How to Improve Workplace Communications
LESSONS LEARNED FROM COLUMBIA
The Columbia Accident Investigation Board confirmed the physical cause of the February 2003 space shuttle accident. A chunk of foam flew off the shuttle's external tank, striking the wing, creating a hole that allowed superheated air to penetrate the wing during re-entry.
However, another key cause of the accident was NASA's internal communications. The report says: “The organizational structure and hierarchy blocked effective communication of technical problems. Signals were overlooked, people were silenced, and useful information and dissenting views on technical issues did not surface at higher levels.”

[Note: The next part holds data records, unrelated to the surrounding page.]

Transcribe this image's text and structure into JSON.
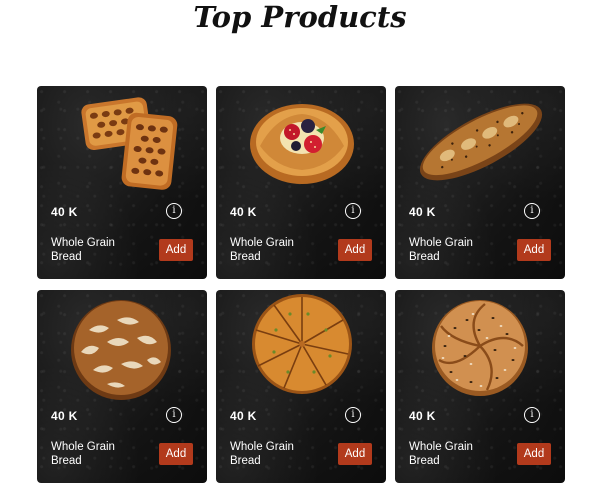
{
  "page": {
    "title": "Top Products"
  },
  "products": [
    {
      "image_icon": "pastry-icon",
      "price": "40 K",
      "info_label": "i",
      "name": "Whole Grain Bread",
      "add_label": "Add"
    },
    {
      "image_icon": "berry-danish-icon",
      "price": "40 K",
      "info_label": "i",
      "name": "Whole Grain Bread",
      "add_label": "Add"
    },
    {
      "image_icon": "baguette-icon",
      "price": "40 K",
      "info_label": "i",
      "name": "Whole Grain Bread",
      "add_label": "Add"
    },
    {
      "image_icon": "sourdough-loaf-icon",
      "price": "40 K",
      "info_label": "i",
      "name": "Whole Grain Bread",
      "add_label": "Add"
    },
    {
      "image_icon": "pie-icon",
      "price": "40 K",
      "info_label": "i",
      "name": "Whole Grain Bread",
      "add_label": "Add"
    },
    {
      "image_icon": "seeded-roll-icon",
      "price": "40 K",
      "info_label": "i",
      "name": "Whole Grain Bread",
      "add_label": "Add"
    }
  ],
  "colors": {
    "accent": "#b23a1c",
    "card_background": "#141414",
    "text_on_card": "#ffffff",
    "title": "#111111"
  }
}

Your company doesn't need to be as large as NASA to have communication problems. Even garage door dealers can have fatal communication processes. Linda Dulye, president of L.M. Dulye & Co. and an expert in workplace communications, recommends three critical steps to improve your company's effectiveness and profitability.
- Commit to Two-Way Communications. Managers are responsible for demonstrating and promoting open, candid, two-way communications. Are your staff meetings monologues or dialogues?
- Create a Sense of Safety. Fear of reprisal must be eliminated. Shoot-the-messenger actions cannot be allowed. Do you discourage or encourage differing views?
- React and Respond. To be effective, you must respond to and act upon employee feedback. Shift your communications focus from one-way events to continuous dialogues.
Is a disaster waiting to happen at your door company? By taking these pro-active communication steps now, you can reap the benefits of the input of all your employees.
Linda Dulye is president of L.M. Dulye & Co., a firm specializing in internal communications. This article is taken from 2-Way Update, their E-mail newsletter available at www.lmdulye.com. Reprinted and edited with permission from L.M. Dulye & Co.
How to Master Rejection
In the door business, and any business, “Nothing happens without a sale.” Of all the professions, the sales profession is one of the hardest to master. Salespeople who are high achievers are those who have mastered rejection.
Nick Nicholas, a retired U.S. Army Sergeant, has helped thousands find the courage to master anxiety and doubt. Here are Nicholas' four steps to build your confidence as a sales professional.
- Inoculate Yourself Against Doubt. Lack of self-confidence is self-doubt. Pinpoint your doubts. Do you doubt your product or service? Do you doubt your ability? Inoculate yourself against your doubts by gradually increasing your exposure to the situations that cause you fear until they don't bother you anymore. Face your doubts head on, and your confidence will grow.
- Trust Your Tools. The right tools can build your confidence. The three most important sales tools are your knowledge, skill, and ability. Which tool needs sharpening? To strengthen your tools, you may need a seminar, some good reading, or perhaps a mentor. Trust your tools. Know that they will serve you well, even in the face of rejection.
- Stop Playing “What If.” Many salespeople let “what ifs” ruin their day. “What if he's having a bad day?” “What if she's not ready to see me?” Overcome “what if” thinking by letting go of the past, living in the present, and looking to the future. Until you do that, you'll always be playing the “woulda, shoulda, coulda” game.
- Build Your A-Team. Like an army general, surround yourself with advisors or specialists from many areas of expertise. Strong and successful people routinely go to others for advice and input. Who’s your specialist in order processing who can get a special order through? Who can take care of a billing problem for you? Who in shipping can get out a package right away?
Make yourself stronger by using the strengths of those on your team. When you have a strong A-Team behind you, your doubts will fade, and your skills will shine.
Nick Nicholas, First Sergeant U.S. Army (Ret.), is a professional speaker, trainer, and author. He speaks to and consults with corporations, associations, and organizations in a broad spectrum of industries. Read more at www.becourageous.com.